Bob Dylan

There’s always a sense of trepidation in going to see Bob Dylan in concert—many of his shows have been panned by both critics and fans for the icon’s unintelligible lyrics, detached stage presence and revised arrangements. And while there was plenty of the above for Dylan’s 15-song show at the Pearl on July 16, the 70-year-old delivered a high-spirited performance overall.

Since photographers aren’t permitted at his concerts, here’s a visual: Dylan hit the stage wearing a black Cordobés hat, a black suit with a yellow pinstripe down each pant leg and spats. He provided early treats with “Leopard Skin Pillbox Hat,” “It Ain’t Me, Babe” and “Tangled Up in Blue.” He spent most of the show, as he has over the past decade or so, perched behind an electric keyboard, but he strapped on an electric guitar for “Simple Twist of Fate,” his voice a melodic rumble as he delivered each line, and played some impassioned harmonica on a rollicking “Highway 61 Revisited.”

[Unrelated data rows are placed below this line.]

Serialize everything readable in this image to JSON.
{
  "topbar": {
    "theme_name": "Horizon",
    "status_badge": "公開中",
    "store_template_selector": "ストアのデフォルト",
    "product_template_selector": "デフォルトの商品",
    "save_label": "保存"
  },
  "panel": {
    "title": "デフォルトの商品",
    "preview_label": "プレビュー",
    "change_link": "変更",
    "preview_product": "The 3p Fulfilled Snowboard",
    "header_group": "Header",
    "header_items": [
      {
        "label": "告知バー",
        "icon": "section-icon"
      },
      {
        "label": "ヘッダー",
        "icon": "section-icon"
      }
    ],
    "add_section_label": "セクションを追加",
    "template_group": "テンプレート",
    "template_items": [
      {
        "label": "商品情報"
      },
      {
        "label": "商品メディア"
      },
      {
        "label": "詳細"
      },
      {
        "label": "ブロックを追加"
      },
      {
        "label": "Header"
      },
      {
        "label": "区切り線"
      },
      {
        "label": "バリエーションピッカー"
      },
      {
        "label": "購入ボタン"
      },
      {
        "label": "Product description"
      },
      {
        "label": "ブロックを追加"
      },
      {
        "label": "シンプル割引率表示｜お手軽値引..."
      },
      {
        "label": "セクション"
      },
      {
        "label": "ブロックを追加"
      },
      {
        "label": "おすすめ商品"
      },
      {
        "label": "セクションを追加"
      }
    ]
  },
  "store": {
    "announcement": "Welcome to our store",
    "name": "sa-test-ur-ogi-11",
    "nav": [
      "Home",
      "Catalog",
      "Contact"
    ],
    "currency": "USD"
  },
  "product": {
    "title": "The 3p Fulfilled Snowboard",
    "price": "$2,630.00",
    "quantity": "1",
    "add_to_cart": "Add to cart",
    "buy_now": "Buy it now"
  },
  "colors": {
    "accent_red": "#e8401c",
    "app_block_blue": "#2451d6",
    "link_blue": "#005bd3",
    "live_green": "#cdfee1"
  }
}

After performing such gems from recent albums as “Forgetful Heart” and “Thunder on the Mountain,” Dylan returned to the classics to close things out. He stood out front for “Ballad of a Thin Man,” singing with a bluesy snarl as he spit out the chorus—“Do yaaah, Missstah Jones”—and playing the harp with authority. “Like a Rolling Stone” was relaxed and swinging, lacking nearly all the sarcastic venom of the original rendition. “All Along the Watchtower” turned into a driving jam with guitarist Charlie Sexton leading the way. And Dylan closed with “Blowin’ in the Wind,” turning the ’60s anthem into a pleasant country stroll, sounding perfectly content to let the song’s many questions remain unanswered.

Suggested Next Read

Robot Nixons, power violence and cave shows in the desert

Soundscraper

Robot Nixons, power violence and cave shows in the desert

By Jarret Keene

Been an unusual week for the lowly Soundscraper. At the very last second, I caught wind of a downtown performance by Denmark’s Thisted Church Choir of Men and Boys on July 1. Apparently her Royal Highness Crown Princess Mary sponsored this renowned singing group’s trip to the U.S. for a slate of concerts in California, with but one stop in Nevada—just a few blocks from my house at Christ Church Episcopal. It was awesome, as the set comprised everything from Benjamin Britten’s strange, angular Rejoice in the Lamb to Gabriel Fauré’s moody, ambient Cantique de Jean Racine.

DTLV

RunRebs